"This is what the Sovereign Lord says: 'See, I will beckon to the nations, I will lift up My banner to the peoples; they will bring your sons in their arms and carry your daughters on their hips. Kings will be your foster fathers, and their queens your nursing mothers. They will bow down before you with their faces to the ground; they will lick the dust at your feet. Then you will know that I am the Lord; those who hope in Me will not be disappointed.'" (Isaiah 49:22-23) Somehow the Gentiles are going to play a huge part in the restoration of Israel. In Christ, the Lord has made us into one family, and we who are Gentiles by birth and children of God by adoption will help the scattered tribes of Israel return to their homeland.

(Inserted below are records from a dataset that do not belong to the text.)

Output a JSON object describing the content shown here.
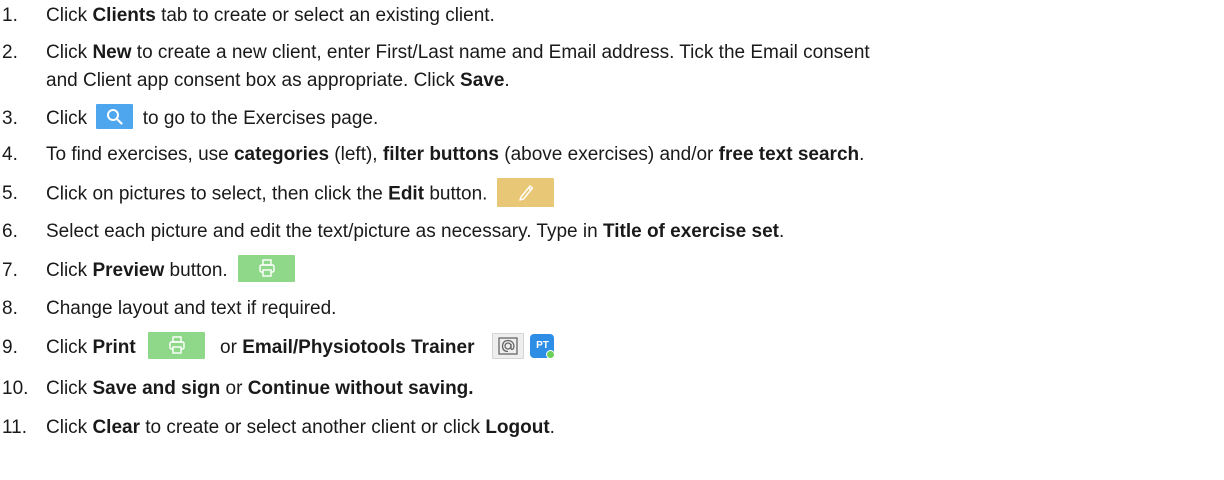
{
  "steps": [
    {
      "number": "1.",
      "p1": "Click ",
      "b1": "Clients",
      "p2": " tab to create or select an existing client."
    },
    {
      "number": "2.",
      "p1": "Click ",
      "b1": "New",
      "p2": " to create a new client, enter First/Last name and Email address. Tick the Email consent",
      "p3": "and Client app consent box as appropriate. Click ",
      "b2": "Save",
      "p4": "."
    },
    {
      "number": "3.",
      "p1": "Click ",
      "p2": " to go to the Exercises page.",
      "icon": "search-icon"
    },
    {
      "number": "4.",
      "p1": "To find exercises, use ",
      "b1": "categories",
      "p2": " (left), ",
      "b2": "filter buttons",
      "p3": " (above exercises) and/or ",
      "b3": "free text search",
      "p4": "."
    },
    {
      "number": "5.",
      "p1": "Click on pictures to select, then click the ",
      "b1": "Edit",
      "p2": " button.",
      "icon": "pencil-icon"
    },
    {
      "number": "6.",
      "p1": "Select each picture and edit the text/picture as necessary.  Type in ",
      "b1": "Title of exercise set",
      "p2": "."
    },
    {
      "number": "7.",
      "p1": "Click ",
      "b1": "Preview",
      "p2": " button.",
      "icon": "printer-icon"
    },
    {
      "number": "8.",
      "p1": "Change layout and text if required."
    },
    {
      "number": "9.",
      "p1": "Click ",
      "b1": "Print",
      "p2": " or ",
      "b2": "Email/Physiotools Trainer",
      "icon": "printer-icon",
      "icon2": "email-icon",
      "icon3": "pt-icon",
      "pt_label": "PT"
    },
    {
      "number": "10.",
      "p1": "Click ",
      "b1": "Save and sign",
      "p2": " or ",
      "b2": "Continue without saving."
    },
    {
      "number": "11.",
      "p1": "Click ",
      "b1": "Clear",
      "p2": " to create or select another client or click ",
      "b2": "Logout",
      "p3": "."
    }
  ],
  "colors": {
    "search_button": "#4da6ee",
    "edit_button": "#e8c877",
    "print_button": "#8fd88a",
    "email_button": "#eeeeee",
    "pt_button": "#2e8ee6"
  }
}
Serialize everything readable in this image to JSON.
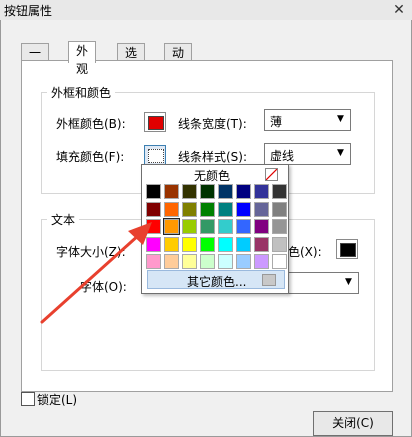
{
  "window": {
    "title": "按钮属性",
    "close_glyph": "✕"
  },
  "tabs": [
    {
      "label": "一般",
      "active": false
    },
    {
      "label": "外观",
      "active": true
    },
    {
      "label": "选项",
      "active": false
    },
    {
      "label": "动作",
      "active": false
    }
  ],
  "border_group": {
    "title": "外框和颜色",
    "border_color_label": "外框颜色(B):",
    "border_color": "#e00000",
    "line_width_label": "线条宽度(T):",
    "line_width_value": "薄",
    "fill_color_label": "填充颜色(F):",
    "line_style_label": "线条样式(S):",
    "line_style_value": "虚线"
  },
  "text_group": {
    "title": "文本",
    "font_size_label": "字体大小(Z):",
    "text_color_label_tail": "色(X):",
    "text_color": "#000000",
    "font_label": "字体(O):"
  },
  "color_popup": {
    "no_color_label": "无颜色",
    "more_colors_label": "其它颜色...",
    "selected_index": 17,
    "colors": [
      "#000000",
      "#993300",
      "#333300",
      "#003300",
      "#003366",
      "#000080",
      "#333399",
      "#333333",
      "#800000",
      "#ff6600",
      "#808000",
      "#008000",
      "#008080",
      "#0000ff",
      "#666699",
      "#808080",
      "#ff0000",
      "#ff9900",
      "#99cc00",
      "#339966",
      "#33cccc",
      "#3366ff",
      "#800080",
      "#969696",
      "#ff00ff",
      "#ffcc00",
      "#ffff00",
      "#00ff00",
      "#00ffff",
      "#00ccff",
      "#993366",
      "#c0c0c0",
      "#ff99cc",
      "#ffcc99",
      "#ffff99",
      "#ccffcc",
      "#ccffff",
      "#99ccff",
      "#cc99ff",
      "#ffffff"
    ]
  },
  "lock": {
    "label": "锁定(L)"
  },
  "close_button": {
    "label": "关闭(C)"
  }
}
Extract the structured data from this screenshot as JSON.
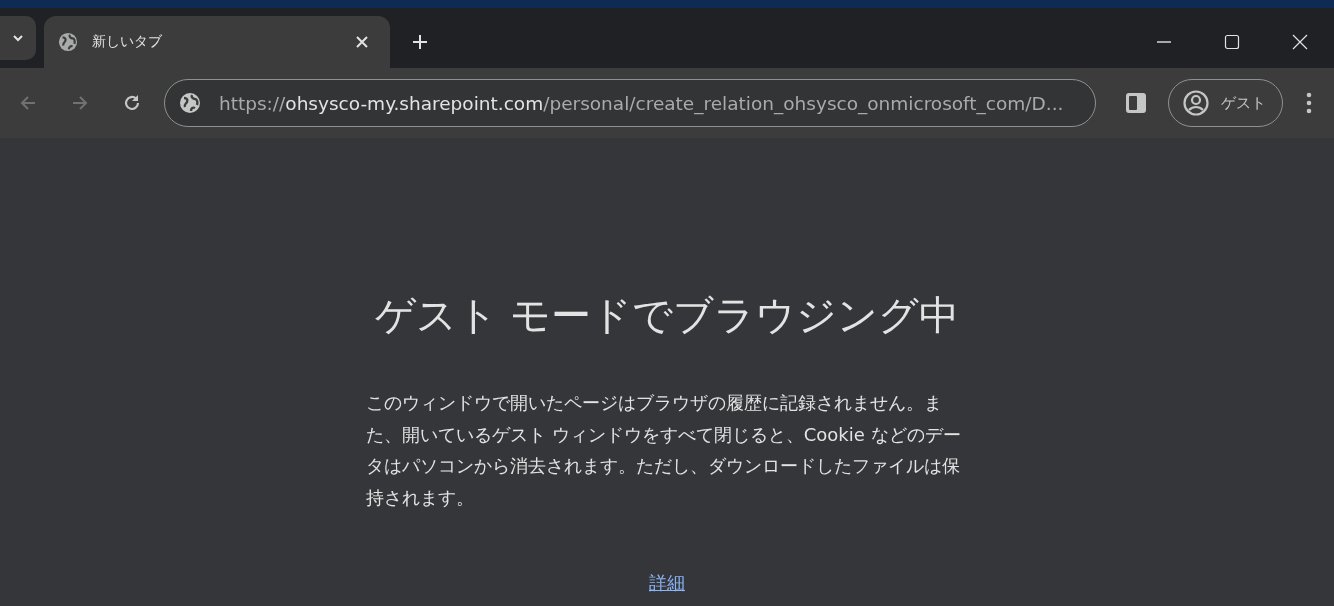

"Can plunder be taken from warriors, or captives be rescued from the fierce? But this is what the Lord says: 'Yes, captives will be taken from warriors, and plunder retrieved from the fierce; I will contend with those who contend with you, and your children I will save. I will make your oppressors eat their own flesh; they will be drunk on their own blood, as with wine. Then all mankind will know that I, the Lord, am your Savior, your Redeemer, the Mighty One of Jacob." (Isaiah 49:24-26) The Lord promised Abraham He would, "I will bless those who bless you, and whoever curses you I will curse." (Genesis 12:3a) The nations who have oppressed Israel over the centuries and who have visited atrocities upon her have suffered at the Lord's hands for their crimes. The imagery here is crude and off-putting, but cannibalism of the dead is a thing that occurs under prolonged siege conditions. Those who surrounded Israel and Judah in times past, causing them severe hunger and thirst, would eventually have these same conditions boomerang back on them. Bible scholar David Guzik extends the interpretation of the prophecy of taking plunder from warriors farther than I thought to take it by saying, "This was true for Zion when freed from the Babylonian captivity; it is even more true for those set free from the captivity of Satan. Jesus spoke of spoiling Satan in Luke 11:21-22: 'When a strong man, fully armed, guards his own palace, his goods are in peace. But when a stronger than he comes upon him and overcomes him, he takes from him all his armor in which he trusted, and divides the spoils.'"
The Lord stormed the castle walls when He came to our rescue. He sawed through bars of iron and broke down gates of bronze to pull us out. And our enemy, that serpent of old called the devil and Satan, is a vanquished foe today. Someday the boot of our Redeemer will be firmly planted upon his neck and his face will be ground into the dust before he is cast forever into eternal punishment. Not only that, but Jesus is going to give us our own turn at planting our boot onto the neck of our defeated enemy, "The God of peace will soon crush Satan under your feet." (Romans 16:20a)
Amen, Lord! All glory and praise and honor to Your name forever, for You have set us free and have engraved our names on the palms of Your hands! You will be forever with us and can never forget us!